**TASK DETAILS**
Report every line in the records below that holds the word "CESSE".

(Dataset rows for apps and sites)
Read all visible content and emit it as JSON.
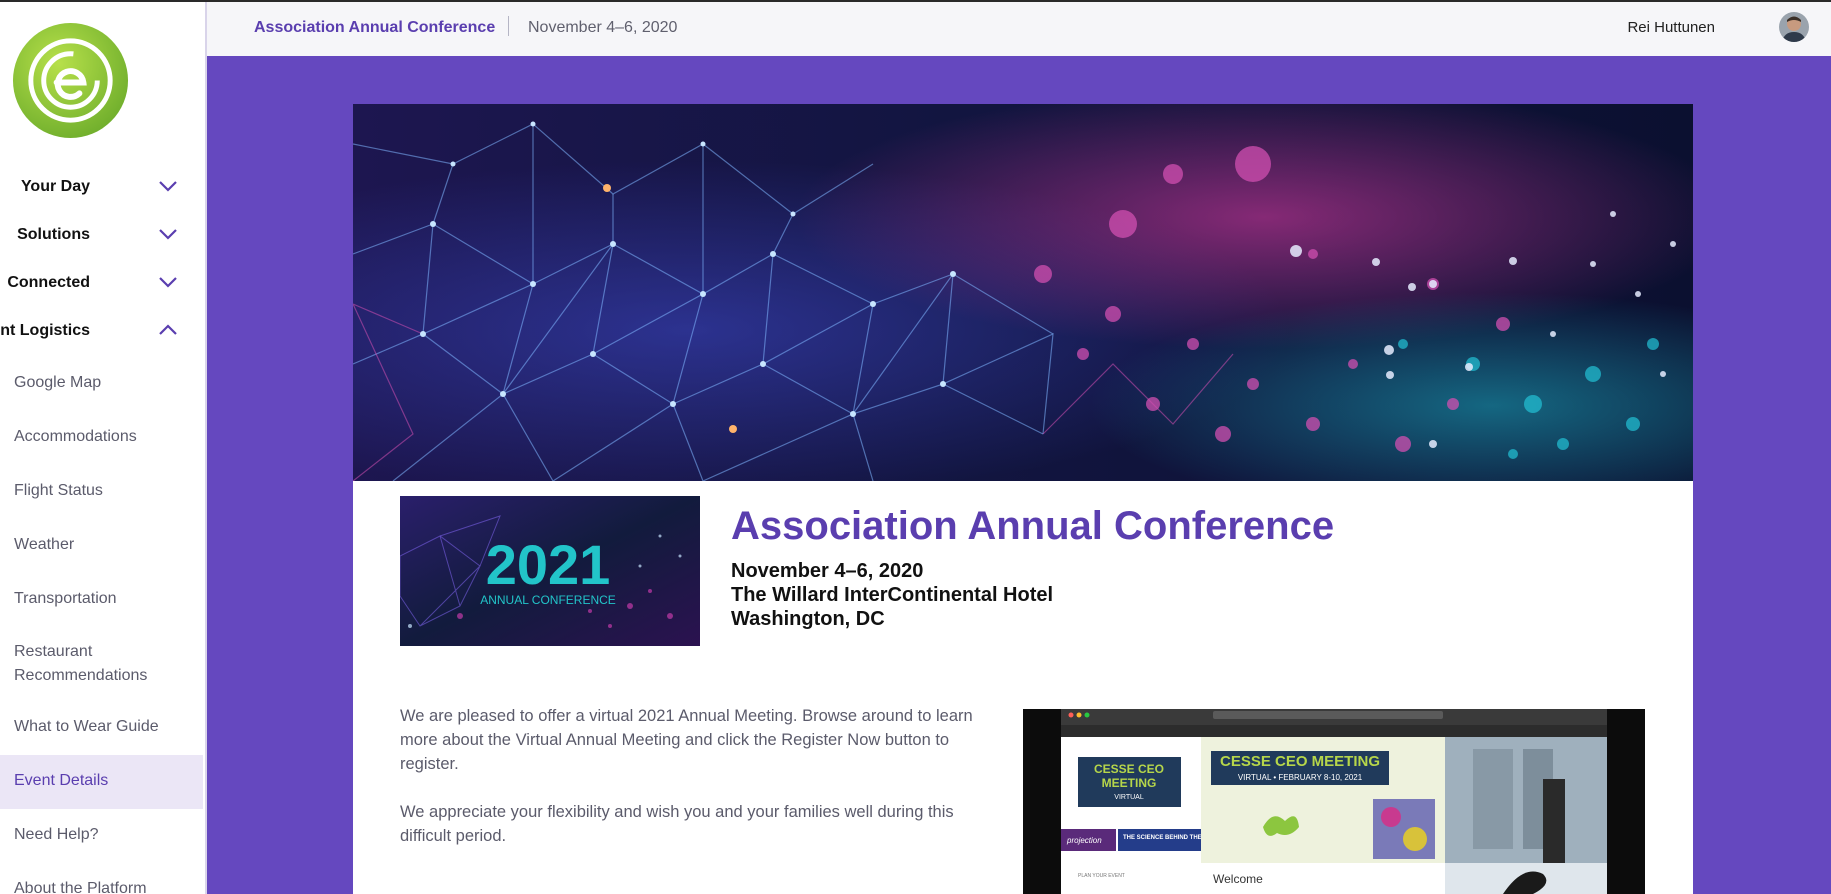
{
  "app": {
    "event_title": "Association Annual Conference",
    "event_dates": "November 4–6, 2020",
    "user_name": "Rei Huttunen"
  },
  "colors": {
    "brand_purple": "#5a3eaf",
    "page_bg": "#6548bf",
    "logo_green": "#8cc63f"
  },
  "sidebar": {
    "sections": [
      {
        "label": "Your Day",
        "expanded": false,
        "icon": "chevron-down-icon"
      },
      {
        "label": "Solutions",
        "expanded": false,
        "icon": "chevron-down-icon"
      },
      {
        "label": "Connected",
        "expanded": false,
        "icon": "chevron-down-icon"
      },
      {
        "label": "nt Logistics",
        "expanded": true,
        "icon": "chevron-up-icon"
      }
    ],
    "items": [
      {
        "label": "Google Map"
      },
      {
        "label": "Accommodations"
      },
      {
        "label": "Flight Status"
      },
      {
        "label": "Weather"
      },
      {
        "label": "Transportation"
      },
      {
        "label": "Restaurant Recommendations"
      },
      {
        "label": "What to Wear Guide"
      },
      {
        "label": "Event Details",
        "active": true
      },
      {
        "label": "Need Help?"
      },
      {
        "label": "About the Platform"
      }
    ]
  },
  "main": {
    "conference_title": "Association Annual Conference",
    "dates": "November 4–6, 2020",
    "venue": "The Willard InterContinental Hotel",
    "location": "Washington, DC",
    "thumb_year": "2021",
    "thumb_caption": "ANNUAL CONFERENCE",
    "paragraph_1": "We are pleased to offer a virtual 2021 Annual Meeting. Browse around to learn more about the Virtual Annual Meeting and click the Register Now button to register.",
    "paragraph_2": "We appreciate your flexibility and wish you and your families well during this difficult period.",
    "screenshot": {
      "badge_line1": "CESSE CEO",
      "badge_line2": "MEETING",
      "badge_line3": "VIRTUAL",
      "banner_title": "CESSE CEO MEETING",
      "banner_subtitle": "VIRTUAL • FEBRUARY 8-10, 2021",
      "side_tile_1": "projection",
      "side_tile_2": "THE SCIENCE BEHIND THE SCENES",
      "side_label": "PLAN YOUR EVENT",
      "welcome": "Welcome"
    }
  }
}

**SOLUTION TO THIS TASK**
      "badge_line1": "CESSE CEO",
      "banner_title": "CESSE CEO MEETING",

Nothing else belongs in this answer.